- School districts are required to adopt policies and practices to ensure that transportation is provided, at the request of the parent or guardian (or in the case of an unaccompanied youth, the liaison), to and from the school of origin.
- If the homeless child or youth continues to live in the area served by the LEA in which the school of origin is located, that LEA must provide or arrange for the child's or youth's transportation to or from the school of origin.
- If the homeless child or youth continues his or her education in the school of origin but begins living in an area served by another LEA, the LEA of origin and the LEA in which the homeless child or youth is living must agree upon a method to apportion the responsibility and costs for providing the child with the transportation to and from the school of origin. If the LEAs cannot agree upon such a method, the responsibility and costs must be shared equally.
- Each LEA shall designate an appropriate staff person, who may also be a coordinator for other federal programs, to serve as a homeless advocate to coordinate services and ensure that there are no barriers to the enrollment, transportation, attendance, and success in school for homeless children and youth. Additionally, the homeless advocate will promptly solve disputes regarding educational placement.
- Each LEA shall ensure the prompt resolution (within five school days) of disputes regarding the educational placement of homeless children and youth following the procedures in the Louisiana State Plan for Educating Homeless Children and Youth.
- Each LEA that receives a homeless direct grant award from the SEA Office of Education for Homeless Children and Youth (EHCY) must coordinate the services provided and designate a homelessness liaison to carry out certain mandates.
- Each LEA shall review and revise any policies that may act as barriers to the enrollment of homeless children and youth.

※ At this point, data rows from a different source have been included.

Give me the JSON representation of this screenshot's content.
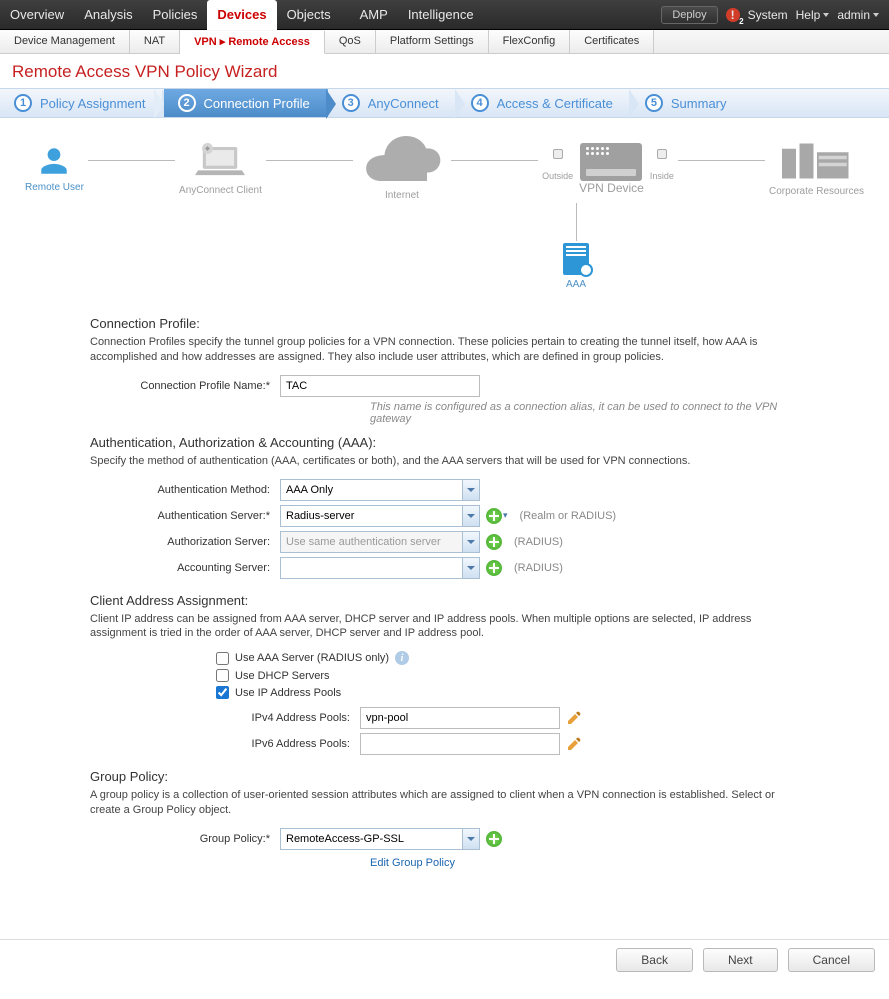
{
  "topbar": {
    "menu": [
      "Overview",
      "Analysis",
      "Policies",
      "Devices",
      "Objects",
      "AMP",
      "Intelligence"
    ],
    "active_index": 3,
    "deploy": "Deploy",
    "system": "System",
    "help": "Help",
    "user": "admin"
  },
  "subtabs": {
    "items": [
      "Device Management",
      "NAT",
      "VPN ▸ Remote Access",
      "QoS",
      "Platform Settings",
      "FlexConfig",
      "Certificates"
    ],
    "active_index": 2
  },
  "page_title": "Remote Access VPN Policy Wizard",
  "steps": {
    "items": [
      "Policy Assignment",
      "Connection Profile",
      "AnyConnect",
      "Access & Certificate",
      "Summary"
    ],
    "active_index": 1
  },
  "topology": {
    "remote_user": "Remote User",
    "anyconnect": "AnyConnect Client",
    "internet": "Internet",
    "outside": "Outside",
    "vpn_device": "VPN Device",
    "inside": "Inside",
    "corp": "Corporate Resources",
    "aaa": "AAA"
  },
  "conn_profile": {
    "heading": "Connection Profile:",
    "desc": "Connection Profiles specify the tunnel group policies for a VPN connection. These policies pertain to creating the tunnel itself, how AAA is accomplished and how addresses are assigned. They also include user attributes, which are defined in group policies.",
    "name_label": "Connection Profile Name:*",
    "name_value": "TAC",
    "name_note": "This name is configured as a connection alias, it can be used to connect to the VPN gateway"
  },
  "aaa": {
    "heading": "Authentication, Authorization & Accounting (AAA):",
    "desc": "Specify the method of authentication (AAA, certificates or both), and the AAA servers that will be used for VPN connections.",
    "auth_method_label": "Authentication Method:",
    "auth_method_value": "AAA Only",
    "auth_server_label": "Authentication Server:*",
    "auth_server_value": "Radius-server",
    "auth_server_hint": "(Realm or RADIUS)",
    "authz_server_label": "Authorization Server:",
    "authz_server_value": "Use same authentication server",
    "authz_hint": "(RADIUS)",
    "acct_server_label": "Accounting Server:",
    "acct_server_value": "",
    "acct_hint": "(RADIUS)"
  },
  "addr": {
    "heading": "Client Address Assignment:",
    "desc": "Client IP address can be assigned from AAA server, DHCP server and IP address pools. When multiple options are selected, IP address assignment is tried in the order of AAA server, DHCP server and IP address pool.",
    "use_aaa": "Use AAA Server (RADIUS only)",
    "use_dhcp": "Use DHCP Servers",
    "use_pools": "Use IP Address Pools",
    "ipv4_label": "IPv4 Address Pools:",
    "ipv4_value": "vpn-pool",
    "ipv6_label": "IPv6 Address Pools:",
    "ipv6_value": ""
  },
  "gp": {
    "heading": "Group Policy:",
    "desc": "A group policy is a collection of user-oriented session attributes which are assigned to client when a VPN connection is established. Select or create a Group Policy object.",
    "label": "Group Policy:*",
    "value": "RemoteAccess-GP-SSL",
    "edit_link": "Edit Group Policy"
  },
  "footer": {
    "back": "Back",
    "next": "Next",
    "cancel": "Cancel"
  }
}
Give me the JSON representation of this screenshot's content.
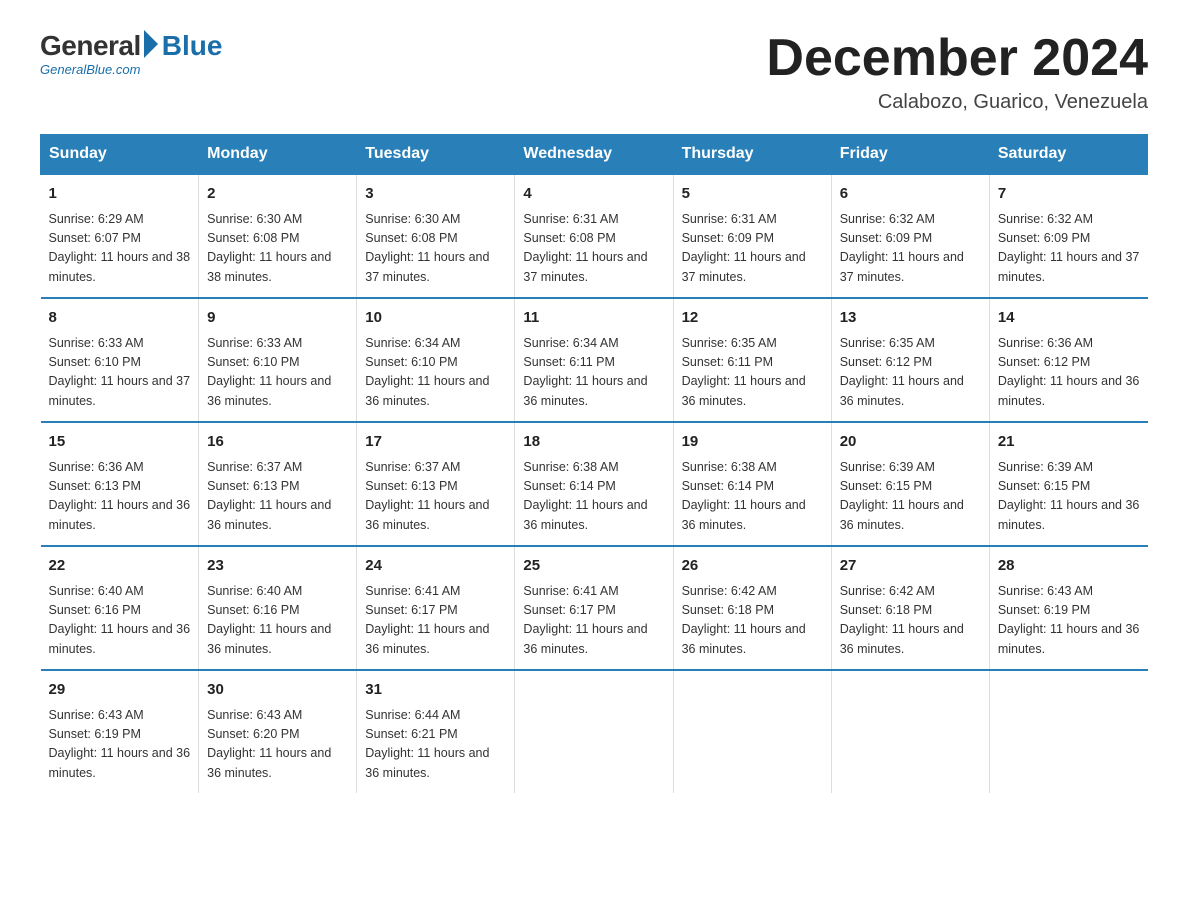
{
  "logo": {
    "general": "General",
    "blue": "Blue",
    "subtitle": "GeneralBlue.com"
  },
  "title": "December 2024",
  "location": "Calabozo, Guarico, Venezuela",
  "days_of_week": [
    "Sunday",
    "Monday",
    "Tuesday",
    "Wednesday",
    "Thursday",
    "Friday",
    "Saturday"
  ],
  "weeks": [
    [
      {
        "day": "1",
        "sunrise": "6:29 AM",
        "sunset": "6:07 PM",
        "daylight": "11 hours and 38 minutes."
      },
      {
        "day": "2",
        "sunrise": "6:30 AM",
        "sunset": "6:08 PM",
        "daylight": "11 hours and 38 minutes."
      },
      {
        "day": "3",
        "sunrise": "6:30 AM",
        "sunset": "6:08 PM",
        "daylight": "11 hours and 37 minutes."
      },
      {
        "day": "4",
        "sunrise": "6:31 AM",
        "sunset": "6:08 PM",
        "daylight": "11 hours and 37 minutes."
      },
      {
        "day": "5",
        "sunrise": "6:31 AM",
        "sunset": "6:09 PM",
        "daylight": "11 hours and 37 minutes."
      },
      {
        "day": "6",
        "sunrise": "6:32 AM",
        "sunset": "6:09 PM",
        "daylight": "11 hours and 37 minutes."
      },
      {
        "day": "7",
        "sunrise": "6:32 AM",
        "sunset": "6:09 PM",
        "daylight": "11 hours and 37 minutes."
      }
    ],
    [
      {
        "day": "8",
        "sunrise": "6:33 AM",
        "sunset": "6:10 PM",
        "daylight": "11 hours and 37 minutes."
      },
      {
        "day": "9",
        "sunrise": "6:33 AM",
        "sunset": "6:10 PM",
        "daylight": "11 hours and 36 minutes."
      },
      {
        "day": "10",
        "sunrise": "6:34 AM",
        "sunset": "6:10 PM",
        "daylight": "11 hours and 36 minutes."
      },
      {
        "day": "11",
        "sunrise": "6:34 AM",
        "sunset": "6:11 PM",
        "daylight": "11 hours and 36 minutes."
      },
      {
        "day": "12",
        "sunrise": "6:35 AM",
        "sunset": "6:11 PM",
        "daylight": "11 hours and 36 minutes."
      },
      {
        "day": "13",
        "sunrise": "6:35 AM",
        "sunset": "6:12 PM",
        "daylight": "11 hours and 36 minutes."
      },
      {
        "day": "14",
        "sunrise": "6:36 AM",
        "sunset": "6:12 PM",
        "daylight": "11 hours and 36 minutes."
      }
    ],
    [
      {
        "day": "15",
        "sunrise": "6:36 AM",
        "sunset": "6:13 PM",
        "daylight": "11 hours and 36 minutes."
      },
      {
        "day": "16",
        "sunrise": "6:37 AM",
        "sunset": "6:13 PM",
        "daylight": "11 hours and 36 minutes."
      },
      {
        "day": "17",
        "sunrise": "6:37 AM",
        "sunset": "6:13 PM",
        "daylight": "11 hours and 36 minutes."
      },
      {
        "day": "18",
        "sunrise": "6:38 AM",
        "sunset": "6:14 PM",
        "daylight": "11 hours and 36 minutes."
      },
      {
        "day": "19",
        "sunrise": "6:38 AM",
        "sunset": "6:14 PM",
        "daylight": "11 hours and 36 minutes."
      },
      {
        "day": "20",
        "sunrise": "6:39 AM",
        "sunset": "6:15 PM",
        "daylight": "11 hours and 36 minutes."
      },
      {
        "day": "21",
        "sunrise": "6:39 AM",
        "sunset": "6:15 PM",
        "daylight": "11 hours and 36 minutes."
      }
    ],
    [
      {
        "day": "22",
        "sunrise": "6:40 AM",
        "sunset": "6:16 PM",
        "daylight": "11 hours and 36 minutes."
      },
      {
        "day": "23",
        "sunrise": "6:40 AM",
        "sunset": "6:16 PM",
        "daylight": "11 hours and 36 minutes."
      },
      {
        "day": "24",
        "sunrise": "6:41 AM",
        "sunset": "6:17 PM",
        "daylight": "11 hours and 36 minutes."
      },
      {
        "day": "25",
        "sunrise": "6:41 AM",
        "sunset": "6:17 PM",
        "daylight": "11 hours and 36 minutes."
      },
      {
        "day": "26",
        "sunrise": "6:42 AM",
        "sunset": "6:18 PM",
        "daylight": "11 hours and 36 minutes."
      },
      {
        "day": "27",
        "sunrise": "6:42 AM",
        "sunset": "6:18 PM",
        "daylight": "11 hours and 36 minutes."
      },
      {
        "day": "28",
        "sunrise": "6:43 AM",
        "sunset": "6:19 PM",
        "daylight": "11 hours and 36 minutes."
      }
    ],
    [
      {
        "day": "29",
        "sunrise": "6:43 AM",
        "sunset": "6:19 PM",
        "daylight": "11 hours and 36 minutes."
      },
      {
        "day": "30",
        "sunrise": "6:43 AM",
        "sunset": "6:20 PM",
        "daylight": "11 hours and 36 minutes."
      },
      {
        "day": "31",
        "sunrise": "6:44 AM",
        "sunset": "6:21 PM",
        "daylight": "11 hours and 36 minutes."
      },
      null,
      null,
      null,
      null
    ]
  ],
  "accent_color": "#2980b9"
}
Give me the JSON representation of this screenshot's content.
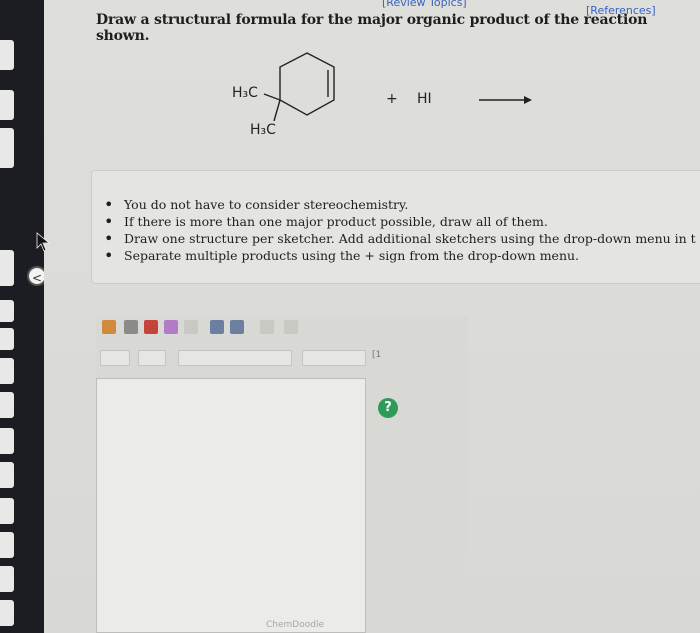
{
  "header": {
    "review_topics": "[Review Topics]",
    "references": "[References]"
  },
  "question": {
    "text": "Draw a structural formula for the major organic product of the reaction shown."
  },
  "reaction": {
    "substituent_top": "H₃C",
    "substituent_bottom": "H₃C",
    "plus": "+",
    "reagent": "HI"
  },
  "hints": [
    "You do not have to consider stereochemistry.",
    "If there is more than one major product possible, draw all of them.",
    "Draw one structure per sketcher. Add additional sketchers using the drop-down menu in t",
    "Separate multiple products using the + sign from the drop-down menu."
  ],
  "sketcher": {
    "help_label": "?",
    "footer": "ChemDoodle",
    "element_label": "[1"
  },
  "sidebar": {
    "collapse_label": "<"
  },
  "colors": {
    "link": "#3a63c0",
    "help": "#2f9b5a",
    "bezel": "#1b1d22"
  }
}
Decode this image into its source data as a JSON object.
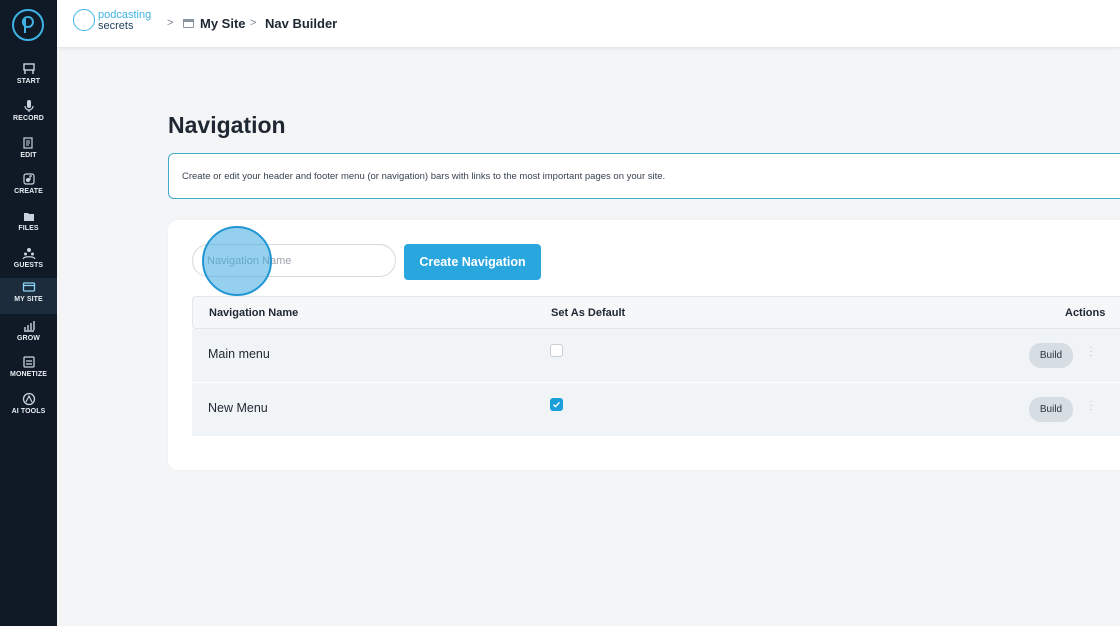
{
  "colors": {
    "accent": "#2aa6df",
    "sidebar_bg": "#0f1a26",
    "checkbox_on": "#1a9fd9"
  },
  "sidebar": {
    "items": [
      {
        "label": "START",
        "icon": "start-icon",
        "active": false
      },
      {
        "label": "RECORD",
        "icon": "microphone-icon",
        "active": false
      },
      {
        "label": "EDIT",
        "icon": "edit-icon",
        "active": false
      },
      {
        "label": "CREATE",
        "icon": "create-icon",
        "active": false
      },
      {
        "label": "FILES",
        "icon": "files-icon",
        "active": false
      },
      {
        "label": "GUESTS",
        "icon": "guests-icon",
        "active": false
      },
      {
        "label": "MY SITE",
        "icon": "my-site-icon",
        "active": true
      },
      {
        "label": "GROW",
        "icon": "grow-icon",
        "active": false
      },
      {
        "label": "MONETIZE",
        "icon": "monetize-icon",
        "active": false
      },
      {
        "label": "AI TOOLS",
        "icon": "ai-tools-icon",
        "active": false
      }
    ]
  },
  "header": {
    "brand_line1": "podcasting",
    "brand_line2": "secrets",
    "breadcrumb": [
      "My Site",
      "Nav Builder"
    ],
    "separator": ">"
  },
  "main": {
    "title": "Navigation",
    "info": "Create or edit your header and footer menu (or navigation) bars with links to the most important pages on your site.",
    "input_placeholder": "Navigation Name",
    "create_button": "Create Navigation",
    "table": {
      "headers": [
        "Navigation Name",
        "Set As Default",
        "Actions"
      ],
      "rows": [
        {
          "name": "Main menu",
          "default": false,
          "action": "Build"
        },
        {
          "name": "New Menu",
          "default": true,
          "action": "Build"
        }
      ]
    }
  }
}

Further, LEAs must adopt policies and practices to ensure that homeless children and youth are not isolated or stigmatized.
AUTHORITY NOTE: Promulgated in accordance with R.S. 17:238; 20 USCS 6311, 6312, 6313, and 6315.
HISTORICAL NOTE: Promulgated by the Board of Elementary and Secondary Education, LR 31:1262 (June 2005).